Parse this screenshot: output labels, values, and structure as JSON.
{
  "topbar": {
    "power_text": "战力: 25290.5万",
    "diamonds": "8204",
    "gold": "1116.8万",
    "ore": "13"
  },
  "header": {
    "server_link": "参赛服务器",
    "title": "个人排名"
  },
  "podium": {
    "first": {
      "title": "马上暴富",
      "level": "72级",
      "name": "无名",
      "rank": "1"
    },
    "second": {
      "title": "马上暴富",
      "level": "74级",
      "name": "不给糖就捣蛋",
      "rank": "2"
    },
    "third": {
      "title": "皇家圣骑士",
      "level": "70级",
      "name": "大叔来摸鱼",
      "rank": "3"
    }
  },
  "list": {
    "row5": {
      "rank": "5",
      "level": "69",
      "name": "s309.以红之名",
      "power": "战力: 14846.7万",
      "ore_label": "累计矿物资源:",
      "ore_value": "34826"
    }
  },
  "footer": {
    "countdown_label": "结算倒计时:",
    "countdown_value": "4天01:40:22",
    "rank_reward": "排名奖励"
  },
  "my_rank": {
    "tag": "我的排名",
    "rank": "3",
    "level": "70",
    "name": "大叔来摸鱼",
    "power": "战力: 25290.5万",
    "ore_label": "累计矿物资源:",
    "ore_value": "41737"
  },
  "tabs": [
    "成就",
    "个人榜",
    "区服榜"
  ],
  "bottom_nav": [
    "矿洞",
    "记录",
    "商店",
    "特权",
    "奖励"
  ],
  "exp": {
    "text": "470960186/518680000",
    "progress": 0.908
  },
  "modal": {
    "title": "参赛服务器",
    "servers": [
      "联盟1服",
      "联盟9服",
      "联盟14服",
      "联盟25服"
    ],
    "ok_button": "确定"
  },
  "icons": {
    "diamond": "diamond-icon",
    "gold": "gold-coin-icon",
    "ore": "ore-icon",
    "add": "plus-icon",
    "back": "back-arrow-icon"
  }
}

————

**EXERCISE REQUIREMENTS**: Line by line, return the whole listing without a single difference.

**ANSWER TO THIS TASK**:
Parse this screenshot: output labels, values, and structure as JSON.
{
  "topbar": {
    "power_text": "战力: 25290.5万",
    "diamonds": "8204",
    "gold": "1116.8万",
    "ore": "13"
  },
  "header": {
    "server_link": "参赛服务器",
    "title": "个人排名"
  },
  "podium": {
    "first": {
      "title": "马上暴富",
      "level": "72级",
      "name": "无名",
      "rank": "1"
    },
    "second": {
      "title": "马上暴富",
      "level": "74级",
      "name": "不给糖就捣蛋",
      "rank": "2"
    },
    "third": {
      "title": "皇家圣骑士",
      "level": "70级",
      "name": "大叔来摸鱼",
      "rank": "3"
    }
  },
  "list": {
    "row5": {
      "rank": "5",
      "level": "69",
      "name": "s309.以红之名",
      "power": "战力: 14846.7万",
      "ore_label": "累计矿物资源:",
      "ore_value": "34826"
    }
  },
  "footer": {
    "countdown_label": "结算倒计时:",
    "countdown_value": "4天01:40:22",
    "rank_reward": "排名奖励"
  },
  "my_rank": {
    "tag": "我的排名",
    "rank": "3",
    "level": "70",
    "name": "大叔来摸鱼",
    "power": "战力: 25290.5万",
    "ore_label": "累计矿物资源:",
    "ore_value": "41737"
  },
  "tabs": [
    "成就",
    "个人榜",
    "区服榜"
  ],
  "bottom_nav": [
    "矿洞",
    "记录",
    "商店",
    "特权",
    "奖励"
  ],
  "exp": {
    "text": "470960186/518680000",
    "progress": 0.908
  },
  "modal": {
    "title": "参赛服务器",
    "servers": [
      "联盟1服",
      "联盟9服",
      "联盟14服",
      "联盟25服"
    ],
    "ok_button": "确定"
  },
  "icons": {
    "diamond": "diamond-icon",
    "gold": "gold-coin-icon",
    "ore": "ore-icon",
    "add": "plus-icon",
    "back": "back-arrow-icon"
  }
}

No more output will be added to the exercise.